Flood Fine Art Center is a non-profit contemporary art institution dedicated to advancing the careers of emerging and mid career artists, as well as educating the public and furthering the understanding of contemporary art and its importance within the community and beyond. We aim to provide a stimulating environment for artists so that they will successively enlighten, challenge, inspire, and elevate awareness for the necessity of art in contemporary culture.
Flood Fine Art Center seeks to be a vital cultural resource for Asheville through providing funding and space for innovative local and national artists as well as curators who stretch boundaries in all media. Through our extensive exhibition schedule, residency program, educational activities, presentations and publications we aim to serve a diverse audience that will in turn enhance quality of life and provide opportunities and experiences that would otherwise be unavailable.
June 8, 2007, Taiyo la Paix
The Flood Fine Arts Center is proud to present a body of work from artist
Taiyo la Paix for the Gallery's June Exhibition. The opening will
be June 8 th from 7-10pm.
Taiyo was born near Philadelphia to an American mother and a Japanese
father. Shortly after his birth, the family moved to Kyoto, Japan, where
Taiyo was raised. In 1986, when Taiyo was 14 years old, he came to America
alone, to attend Phillips Academy in Andover, Massachusetts, where he
studied with Chris Cook, former curator of the Addison Gallery of American
Art. He finished his course of study there in 1990 and went on
to receive his B.A. in Fine Arts from Middlebury College, graduating cum
Ron Platt, past curator from the Asheville Art Museum talks about Taiyo's
work: "Taiyo la Paix combines illustration, Japanese anime and
art historical references into a body of paintings about fantasy and desire.
. . [He] is a confident draftsman whose paintings are complexly composed

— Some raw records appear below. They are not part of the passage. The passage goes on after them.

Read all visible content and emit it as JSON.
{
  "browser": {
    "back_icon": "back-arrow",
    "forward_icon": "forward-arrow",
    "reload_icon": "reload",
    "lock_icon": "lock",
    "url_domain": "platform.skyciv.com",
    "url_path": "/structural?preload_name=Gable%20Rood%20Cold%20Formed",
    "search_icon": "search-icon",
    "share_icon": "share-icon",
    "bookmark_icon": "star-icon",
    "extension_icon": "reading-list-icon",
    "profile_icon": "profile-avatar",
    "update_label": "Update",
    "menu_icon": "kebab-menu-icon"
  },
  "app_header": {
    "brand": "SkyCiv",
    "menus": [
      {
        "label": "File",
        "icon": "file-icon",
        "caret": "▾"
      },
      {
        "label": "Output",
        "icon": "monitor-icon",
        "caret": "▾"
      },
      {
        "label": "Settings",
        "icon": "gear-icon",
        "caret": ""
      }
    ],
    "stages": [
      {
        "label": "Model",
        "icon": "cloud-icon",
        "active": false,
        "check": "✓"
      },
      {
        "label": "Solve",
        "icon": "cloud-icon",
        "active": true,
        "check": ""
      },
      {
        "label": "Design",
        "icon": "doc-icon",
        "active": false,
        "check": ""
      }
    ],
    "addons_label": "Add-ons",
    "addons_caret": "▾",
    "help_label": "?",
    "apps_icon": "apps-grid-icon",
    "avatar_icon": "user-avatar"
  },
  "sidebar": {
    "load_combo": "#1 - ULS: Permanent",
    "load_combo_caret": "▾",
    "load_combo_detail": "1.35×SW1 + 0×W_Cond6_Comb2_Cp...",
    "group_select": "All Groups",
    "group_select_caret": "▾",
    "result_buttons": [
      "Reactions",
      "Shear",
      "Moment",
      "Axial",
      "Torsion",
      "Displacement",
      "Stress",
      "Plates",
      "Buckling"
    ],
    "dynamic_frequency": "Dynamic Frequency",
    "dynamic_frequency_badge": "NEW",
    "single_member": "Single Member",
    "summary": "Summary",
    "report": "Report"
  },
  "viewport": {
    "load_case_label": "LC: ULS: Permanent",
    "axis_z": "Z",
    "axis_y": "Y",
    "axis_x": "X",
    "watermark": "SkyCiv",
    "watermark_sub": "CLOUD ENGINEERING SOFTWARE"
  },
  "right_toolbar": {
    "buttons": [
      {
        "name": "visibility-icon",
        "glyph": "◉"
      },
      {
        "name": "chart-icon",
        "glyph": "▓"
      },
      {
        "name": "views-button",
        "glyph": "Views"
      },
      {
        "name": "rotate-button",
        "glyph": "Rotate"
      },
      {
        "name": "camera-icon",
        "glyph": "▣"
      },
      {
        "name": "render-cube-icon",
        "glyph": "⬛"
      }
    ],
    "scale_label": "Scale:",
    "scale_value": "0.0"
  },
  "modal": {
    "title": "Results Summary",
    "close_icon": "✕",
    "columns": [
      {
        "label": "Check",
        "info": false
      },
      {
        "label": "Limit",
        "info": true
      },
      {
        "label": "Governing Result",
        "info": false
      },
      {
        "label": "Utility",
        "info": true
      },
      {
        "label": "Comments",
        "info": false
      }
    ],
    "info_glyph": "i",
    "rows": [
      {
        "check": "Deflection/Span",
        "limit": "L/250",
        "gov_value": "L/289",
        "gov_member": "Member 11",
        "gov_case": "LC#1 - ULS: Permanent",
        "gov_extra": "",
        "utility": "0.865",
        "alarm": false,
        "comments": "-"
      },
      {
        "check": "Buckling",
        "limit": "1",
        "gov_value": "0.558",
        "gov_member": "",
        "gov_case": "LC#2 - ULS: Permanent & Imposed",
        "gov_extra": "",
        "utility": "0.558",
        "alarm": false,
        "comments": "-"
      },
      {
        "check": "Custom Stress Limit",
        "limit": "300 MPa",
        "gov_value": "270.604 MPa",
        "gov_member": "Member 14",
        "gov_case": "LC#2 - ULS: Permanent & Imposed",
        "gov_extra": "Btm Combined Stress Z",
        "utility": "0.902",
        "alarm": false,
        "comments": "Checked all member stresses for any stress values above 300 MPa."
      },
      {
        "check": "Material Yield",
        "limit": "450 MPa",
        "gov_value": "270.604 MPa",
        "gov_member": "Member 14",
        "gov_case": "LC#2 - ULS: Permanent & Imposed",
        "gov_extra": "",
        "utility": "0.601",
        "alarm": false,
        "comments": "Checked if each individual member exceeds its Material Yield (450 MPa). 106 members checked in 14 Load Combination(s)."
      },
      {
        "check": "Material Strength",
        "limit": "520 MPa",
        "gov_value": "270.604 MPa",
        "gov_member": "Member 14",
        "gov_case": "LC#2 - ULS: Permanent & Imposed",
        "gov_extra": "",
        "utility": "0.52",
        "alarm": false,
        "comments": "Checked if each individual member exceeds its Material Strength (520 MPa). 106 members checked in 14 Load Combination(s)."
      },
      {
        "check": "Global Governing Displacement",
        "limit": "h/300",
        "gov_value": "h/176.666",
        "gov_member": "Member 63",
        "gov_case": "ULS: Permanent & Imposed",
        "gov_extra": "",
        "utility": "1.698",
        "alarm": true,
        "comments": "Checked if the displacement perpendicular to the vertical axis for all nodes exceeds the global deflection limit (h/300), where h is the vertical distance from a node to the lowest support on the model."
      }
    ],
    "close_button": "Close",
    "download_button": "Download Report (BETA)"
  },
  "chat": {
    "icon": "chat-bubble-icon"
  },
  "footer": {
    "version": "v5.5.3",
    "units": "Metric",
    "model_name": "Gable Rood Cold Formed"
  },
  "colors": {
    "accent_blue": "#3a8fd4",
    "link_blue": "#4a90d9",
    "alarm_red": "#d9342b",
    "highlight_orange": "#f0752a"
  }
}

and boldly colored."
Taiyo has work currently in the Make It New Exhibition at the
Asheville Art Museum. He welcomes visitors to his studio in Weaverville,